#### HOW TO COMPLETE THIS TASK
Return every line from the listing where the word "best" occurs.

::::

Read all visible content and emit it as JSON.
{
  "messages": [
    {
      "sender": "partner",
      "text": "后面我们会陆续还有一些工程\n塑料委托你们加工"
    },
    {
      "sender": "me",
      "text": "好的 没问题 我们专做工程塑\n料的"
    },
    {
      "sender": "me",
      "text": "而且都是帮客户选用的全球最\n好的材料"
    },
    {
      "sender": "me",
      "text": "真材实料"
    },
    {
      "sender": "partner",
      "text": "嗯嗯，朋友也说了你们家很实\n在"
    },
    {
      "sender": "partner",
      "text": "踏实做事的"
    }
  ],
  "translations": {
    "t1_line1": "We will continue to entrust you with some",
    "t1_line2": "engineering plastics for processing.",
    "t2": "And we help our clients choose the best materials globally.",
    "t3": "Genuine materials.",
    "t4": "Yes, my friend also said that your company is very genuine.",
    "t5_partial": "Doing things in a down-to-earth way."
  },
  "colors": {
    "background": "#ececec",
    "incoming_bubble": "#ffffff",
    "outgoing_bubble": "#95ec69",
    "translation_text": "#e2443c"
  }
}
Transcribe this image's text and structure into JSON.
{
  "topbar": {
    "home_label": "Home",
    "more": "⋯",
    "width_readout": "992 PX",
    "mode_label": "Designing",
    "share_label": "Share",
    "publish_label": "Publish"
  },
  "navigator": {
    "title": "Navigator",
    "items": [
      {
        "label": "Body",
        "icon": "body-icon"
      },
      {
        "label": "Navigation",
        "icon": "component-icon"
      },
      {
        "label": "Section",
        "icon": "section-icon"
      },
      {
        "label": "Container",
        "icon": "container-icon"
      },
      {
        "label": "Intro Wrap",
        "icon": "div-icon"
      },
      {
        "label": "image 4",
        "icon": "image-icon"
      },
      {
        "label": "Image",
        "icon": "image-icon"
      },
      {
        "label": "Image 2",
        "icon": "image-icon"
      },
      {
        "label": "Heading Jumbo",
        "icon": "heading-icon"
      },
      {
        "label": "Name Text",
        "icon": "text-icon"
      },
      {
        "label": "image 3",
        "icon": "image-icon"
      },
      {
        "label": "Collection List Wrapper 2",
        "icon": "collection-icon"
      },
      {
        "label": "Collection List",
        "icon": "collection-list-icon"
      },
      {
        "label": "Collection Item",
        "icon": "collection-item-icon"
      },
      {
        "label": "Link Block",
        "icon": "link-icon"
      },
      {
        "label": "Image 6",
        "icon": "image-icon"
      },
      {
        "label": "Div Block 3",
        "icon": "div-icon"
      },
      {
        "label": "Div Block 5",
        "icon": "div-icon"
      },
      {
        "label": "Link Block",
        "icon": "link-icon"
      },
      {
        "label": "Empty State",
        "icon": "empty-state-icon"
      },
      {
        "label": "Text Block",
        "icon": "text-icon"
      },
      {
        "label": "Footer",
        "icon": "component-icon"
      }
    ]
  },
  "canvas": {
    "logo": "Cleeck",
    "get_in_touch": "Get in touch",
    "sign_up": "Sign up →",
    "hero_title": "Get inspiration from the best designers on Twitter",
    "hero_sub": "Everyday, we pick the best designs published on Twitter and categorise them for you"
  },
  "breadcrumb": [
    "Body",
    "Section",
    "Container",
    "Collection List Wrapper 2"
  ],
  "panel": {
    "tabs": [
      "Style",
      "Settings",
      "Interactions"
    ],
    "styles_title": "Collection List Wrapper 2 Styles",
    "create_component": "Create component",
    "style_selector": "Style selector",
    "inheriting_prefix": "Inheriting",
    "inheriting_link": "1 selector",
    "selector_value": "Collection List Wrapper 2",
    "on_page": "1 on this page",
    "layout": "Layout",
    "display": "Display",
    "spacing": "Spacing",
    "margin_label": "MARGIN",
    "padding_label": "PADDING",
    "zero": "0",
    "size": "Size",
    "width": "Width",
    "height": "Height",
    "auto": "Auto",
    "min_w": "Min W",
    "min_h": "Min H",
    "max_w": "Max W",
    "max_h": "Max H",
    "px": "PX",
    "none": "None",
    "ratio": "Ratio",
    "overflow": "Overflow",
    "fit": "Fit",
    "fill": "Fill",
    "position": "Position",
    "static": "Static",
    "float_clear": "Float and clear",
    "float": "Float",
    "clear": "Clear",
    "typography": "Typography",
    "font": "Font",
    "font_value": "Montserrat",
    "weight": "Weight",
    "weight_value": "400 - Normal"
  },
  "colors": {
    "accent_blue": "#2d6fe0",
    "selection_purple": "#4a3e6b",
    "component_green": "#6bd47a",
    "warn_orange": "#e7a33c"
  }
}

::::

#### EXERCISE RESPONSE
    "t2": "And we help our clients choose the best materials globally.",
    "hero_title": "Get inspiration from the best designers on Twitter",
    "hero_sub": "Everyday, we pick the best designs published on Twitter and categorise them for you"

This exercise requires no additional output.